* _Aim of the task_: The entries follow. Copy every line in which "date" appears.
________________
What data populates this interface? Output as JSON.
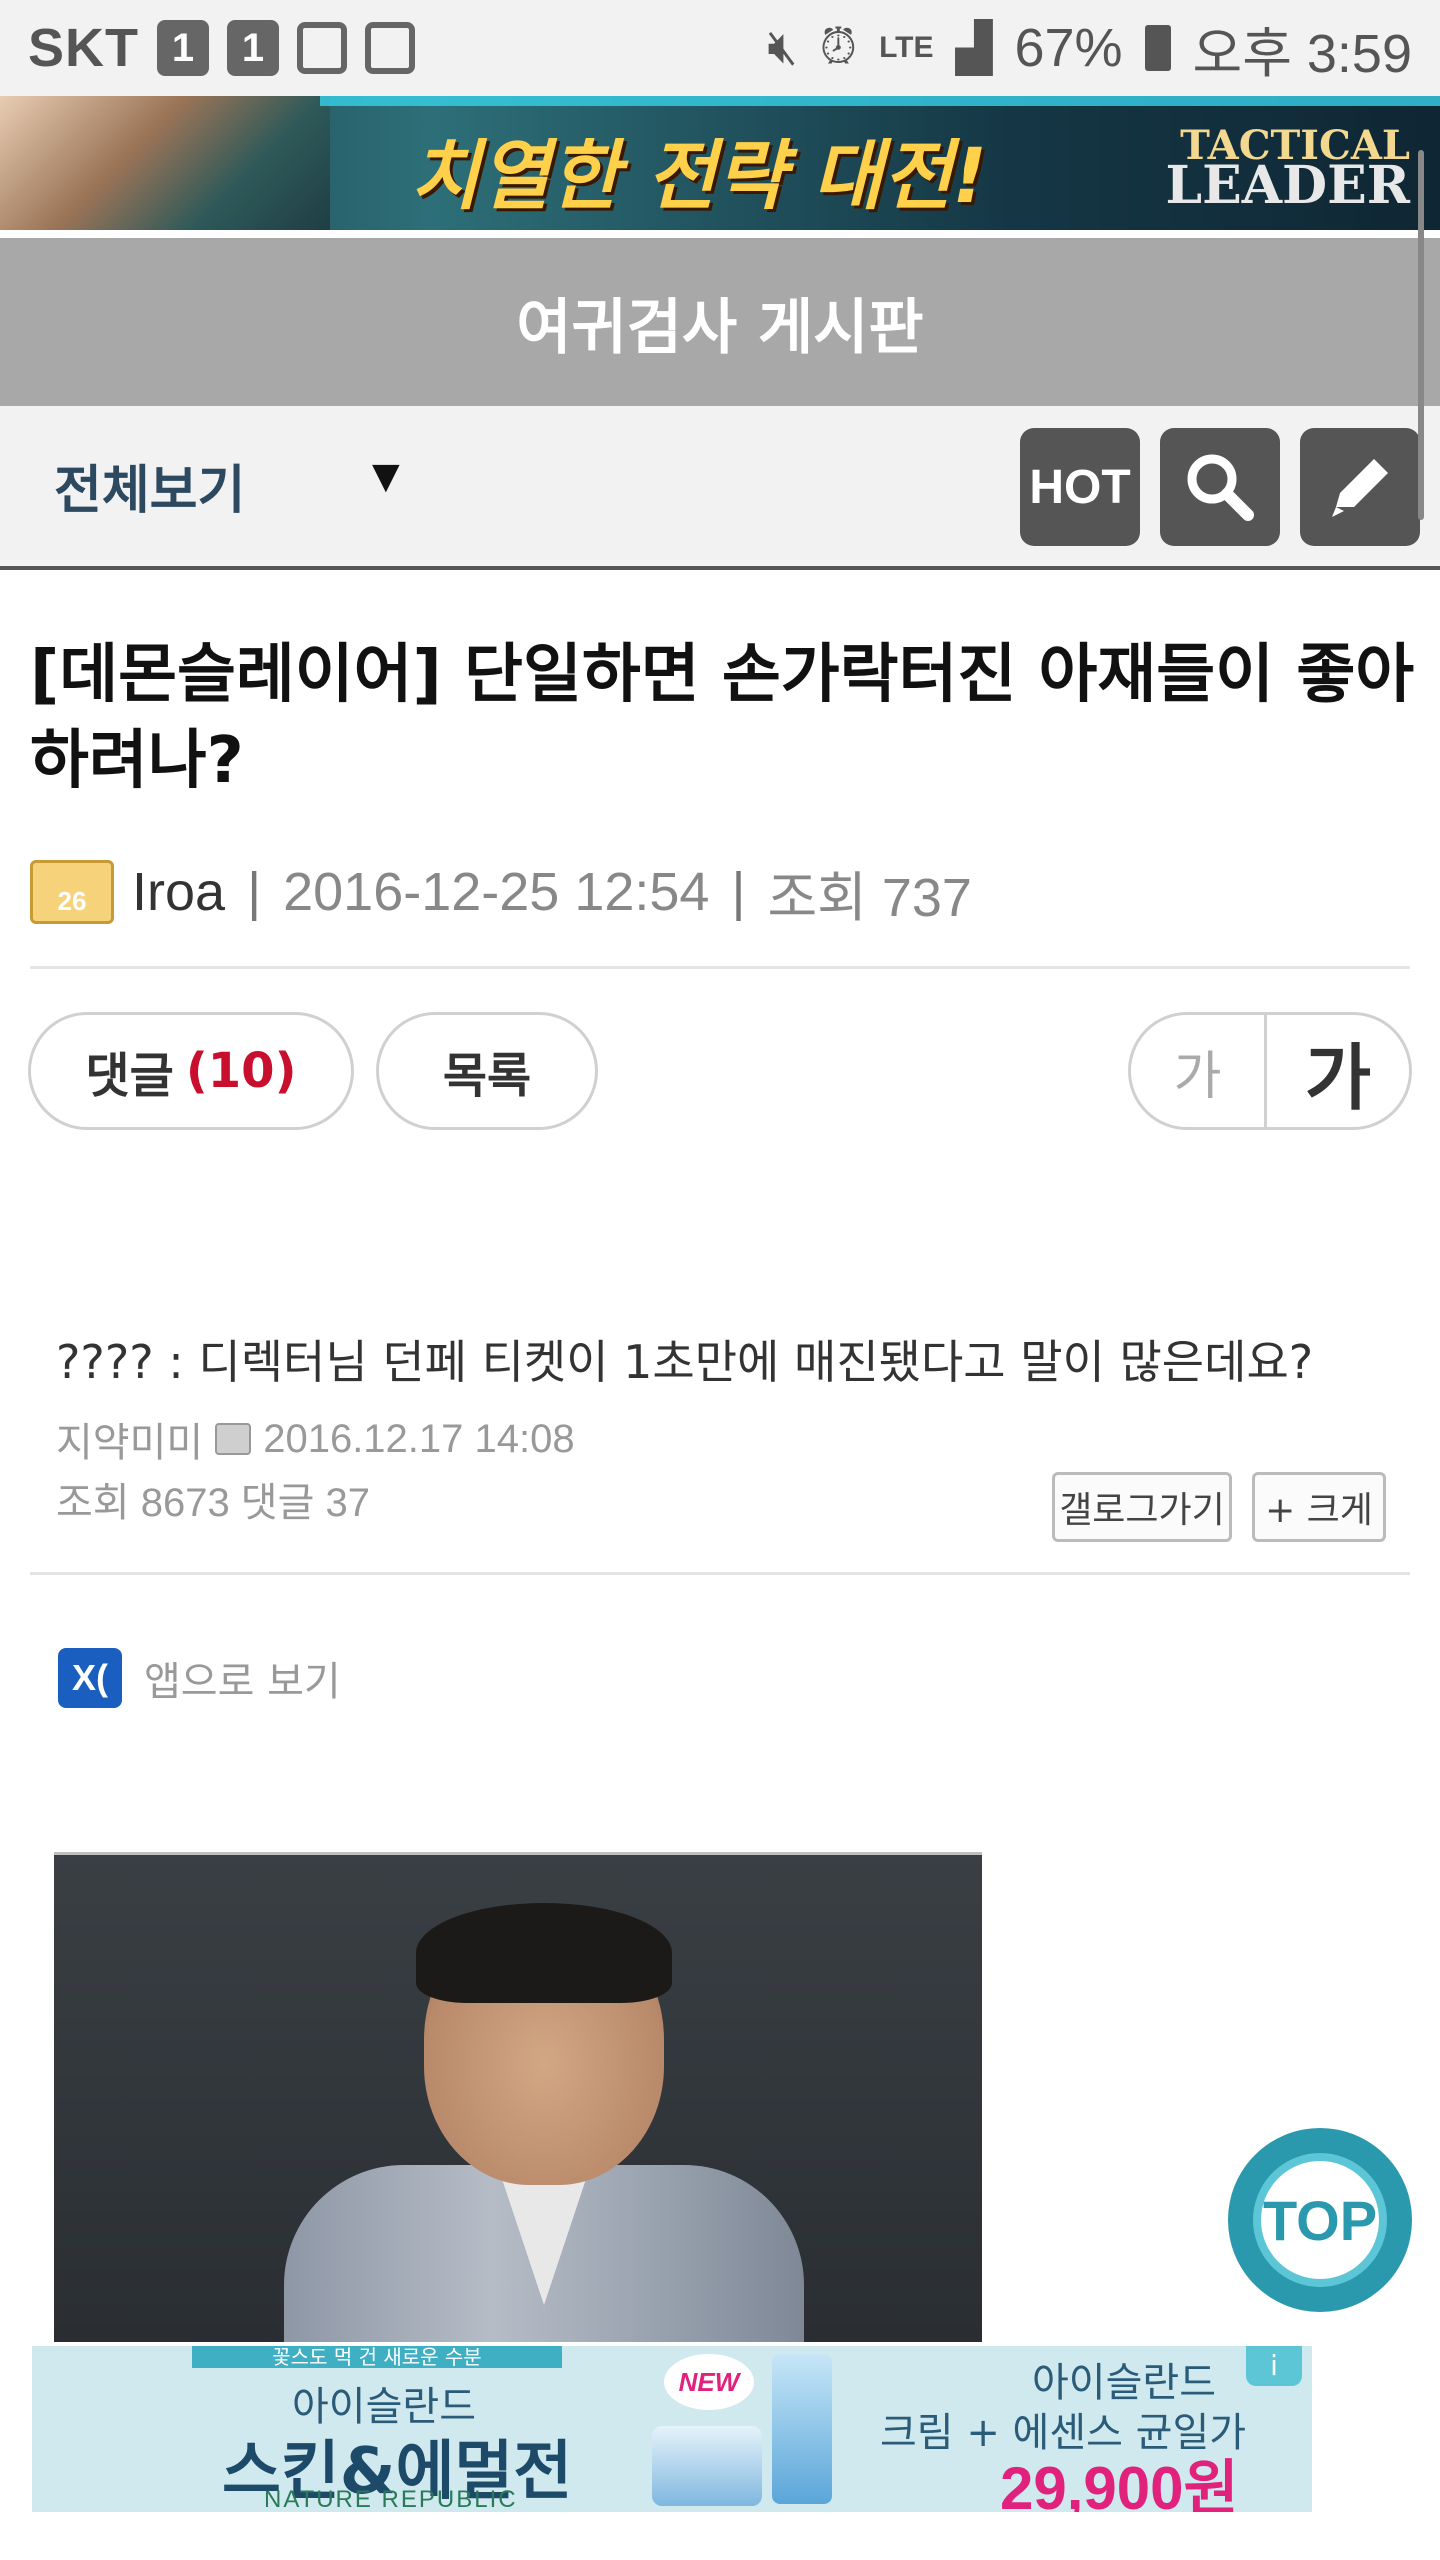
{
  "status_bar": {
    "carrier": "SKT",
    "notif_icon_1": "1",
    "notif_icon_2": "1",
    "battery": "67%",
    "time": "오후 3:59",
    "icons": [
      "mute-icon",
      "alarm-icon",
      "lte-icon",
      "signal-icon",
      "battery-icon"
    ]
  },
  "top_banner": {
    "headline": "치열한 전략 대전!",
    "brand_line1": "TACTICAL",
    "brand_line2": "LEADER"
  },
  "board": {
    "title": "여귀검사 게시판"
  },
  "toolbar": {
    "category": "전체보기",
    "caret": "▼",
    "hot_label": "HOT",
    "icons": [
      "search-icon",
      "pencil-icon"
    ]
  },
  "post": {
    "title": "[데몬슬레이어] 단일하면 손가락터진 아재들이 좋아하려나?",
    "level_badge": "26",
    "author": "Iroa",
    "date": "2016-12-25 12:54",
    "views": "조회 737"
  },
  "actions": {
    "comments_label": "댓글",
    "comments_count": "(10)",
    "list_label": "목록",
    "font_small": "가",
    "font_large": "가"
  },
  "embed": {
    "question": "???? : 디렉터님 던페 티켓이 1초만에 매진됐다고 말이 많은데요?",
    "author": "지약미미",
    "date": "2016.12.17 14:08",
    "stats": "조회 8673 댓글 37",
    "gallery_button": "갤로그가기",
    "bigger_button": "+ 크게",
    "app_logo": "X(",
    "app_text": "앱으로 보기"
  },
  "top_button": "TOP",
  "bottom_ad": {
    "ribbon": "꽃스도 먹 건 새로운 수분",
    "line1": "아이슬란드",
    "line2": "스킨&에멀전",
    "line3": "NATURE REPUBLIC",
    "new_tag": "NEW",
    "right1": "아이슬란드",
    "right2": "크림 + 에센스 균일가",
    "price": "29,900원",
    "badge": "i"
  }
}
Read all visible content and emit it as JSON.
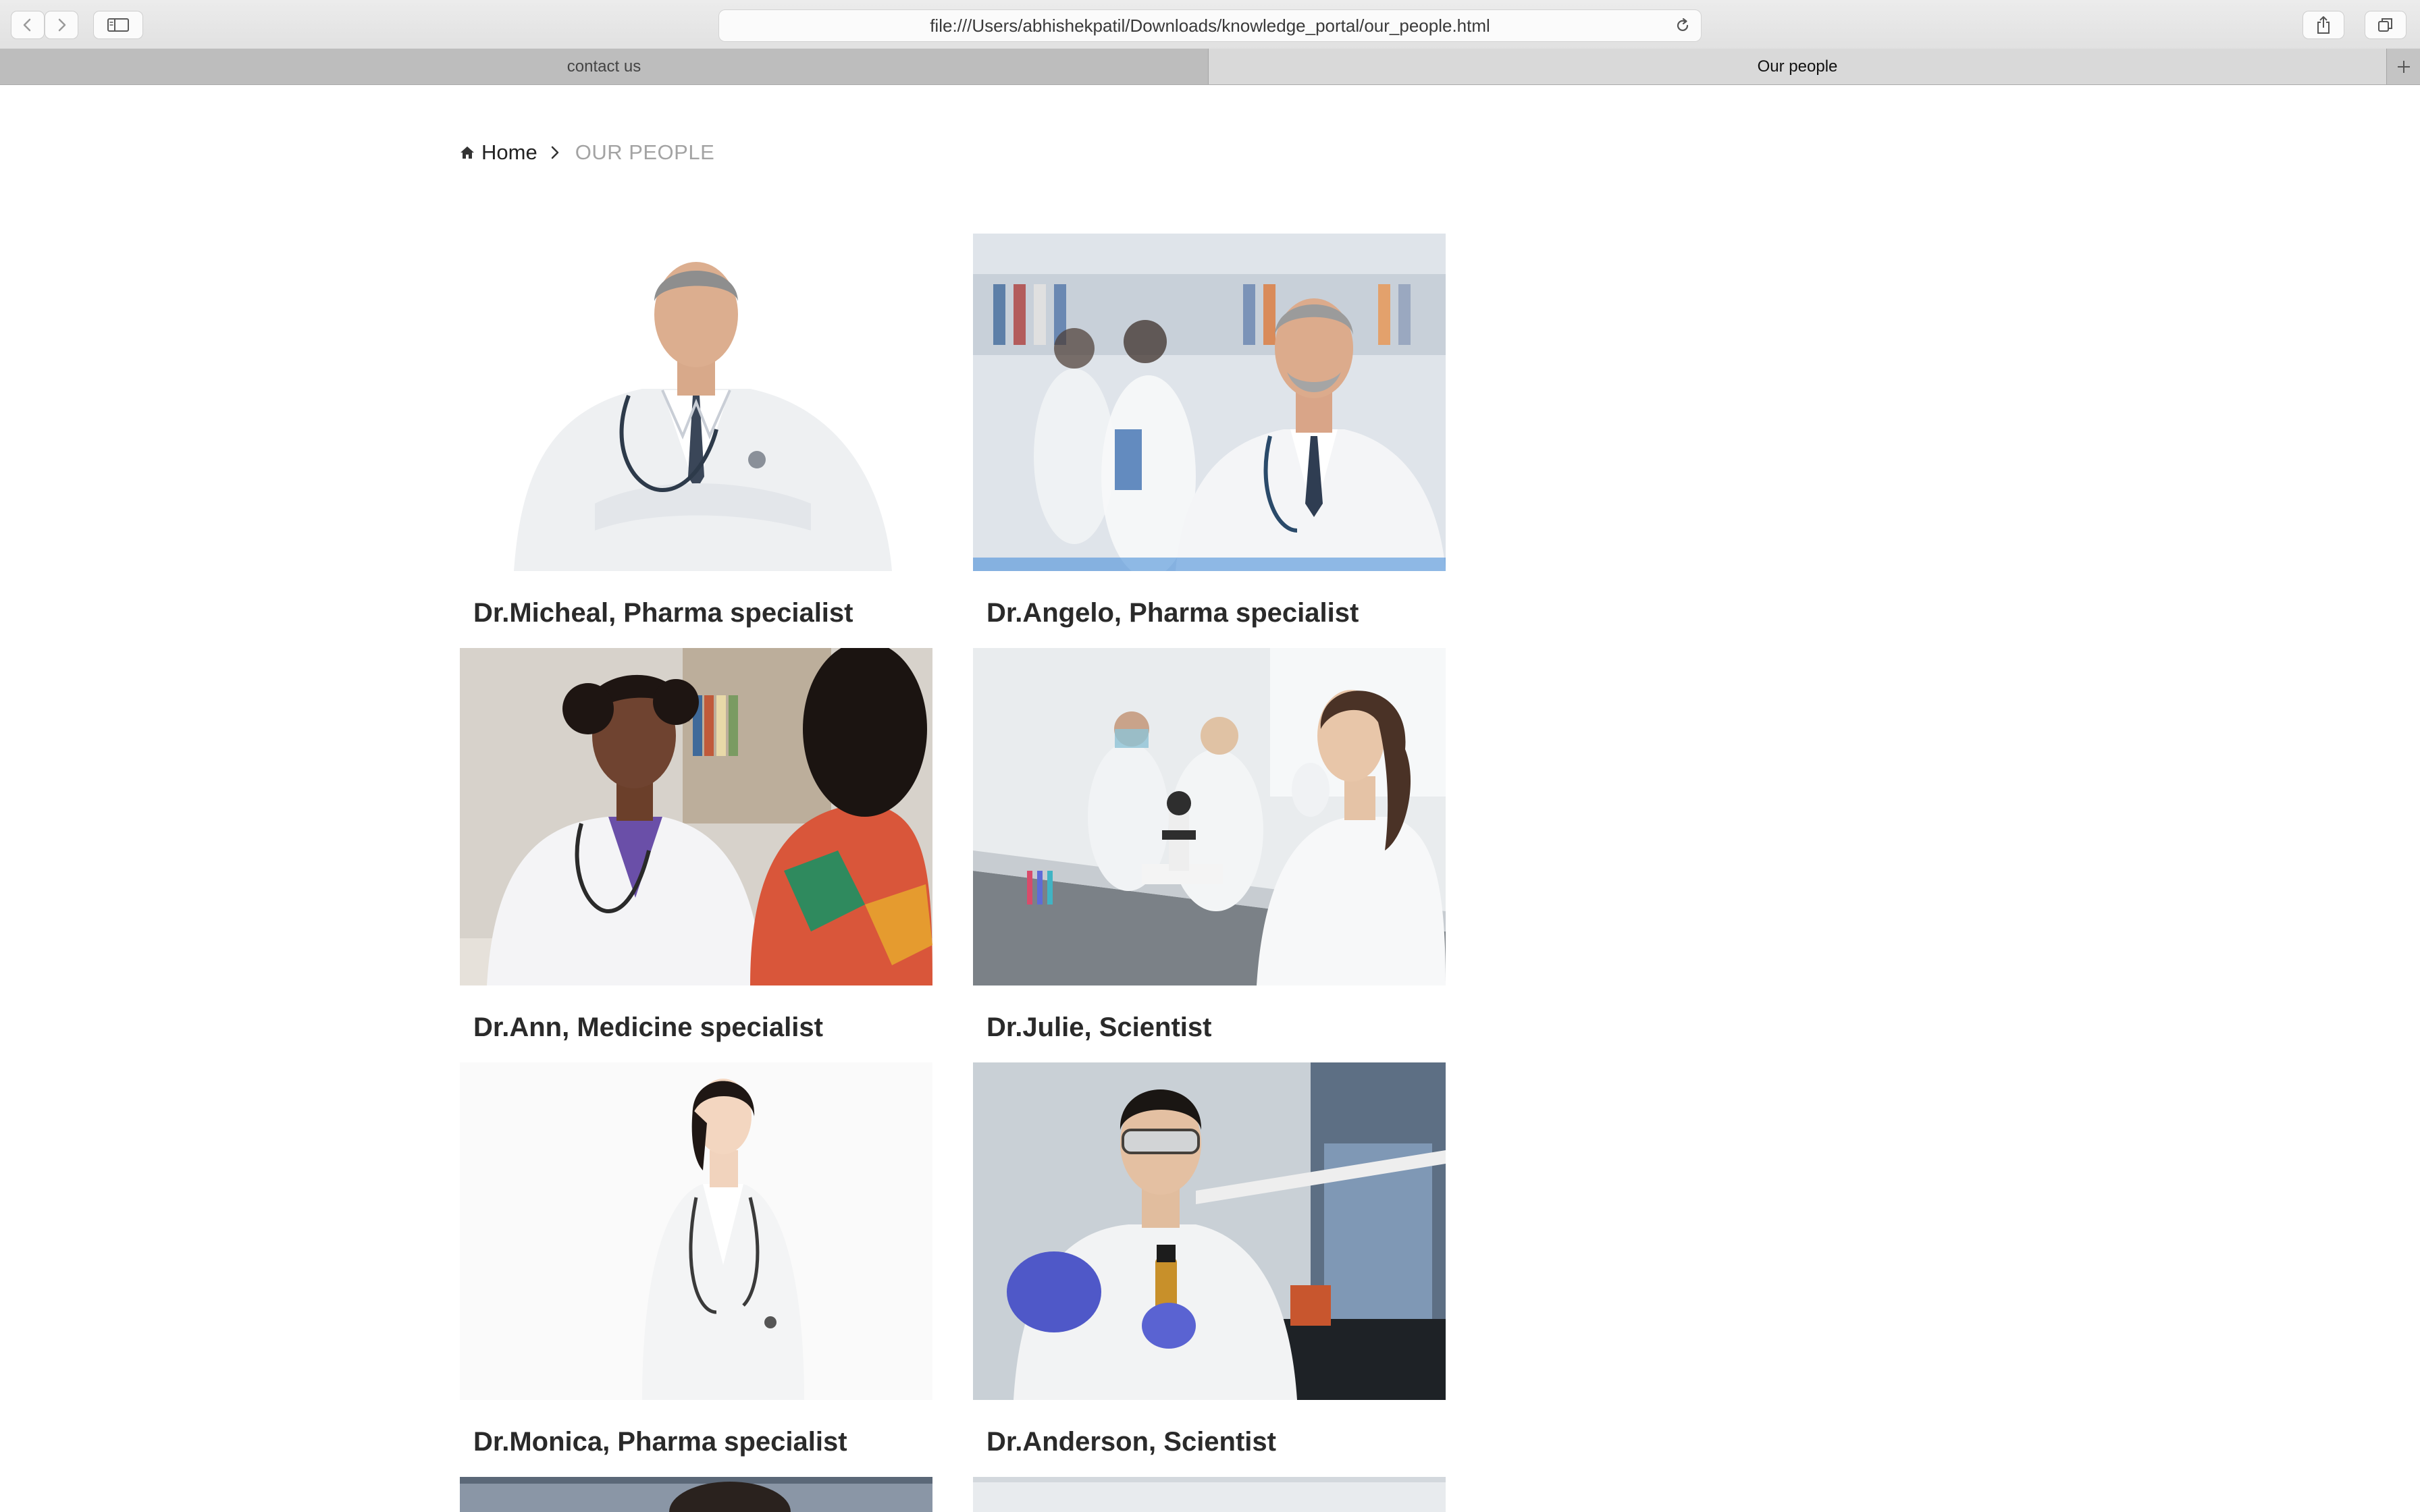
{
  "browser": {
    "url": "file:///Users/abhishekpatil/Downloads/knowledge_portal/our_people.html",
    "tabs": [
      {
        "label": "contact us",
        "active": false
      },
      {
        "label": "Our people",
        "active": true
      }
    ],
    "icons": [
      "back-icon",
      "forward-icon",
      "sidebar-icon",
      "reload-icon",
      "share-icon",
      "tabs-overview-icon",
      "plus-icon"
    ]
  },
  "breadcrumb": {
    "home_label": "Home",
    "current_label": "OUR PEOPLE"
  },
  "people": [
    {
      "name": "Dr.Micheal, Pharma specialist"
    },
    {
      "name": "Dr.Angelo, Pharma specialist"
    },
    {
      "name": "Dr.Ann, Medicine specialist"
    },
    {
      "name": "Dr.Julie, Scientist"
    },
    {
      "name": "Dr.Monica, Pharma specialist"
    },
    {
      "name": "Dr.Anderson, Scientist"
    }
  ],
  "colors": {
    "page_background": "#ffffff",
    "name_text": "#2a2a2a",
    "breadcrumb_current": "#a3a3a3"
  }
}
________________
* _Reply_:
    "date": "2016-12-25 12:54",
    "date": "2016.12.17 14:08",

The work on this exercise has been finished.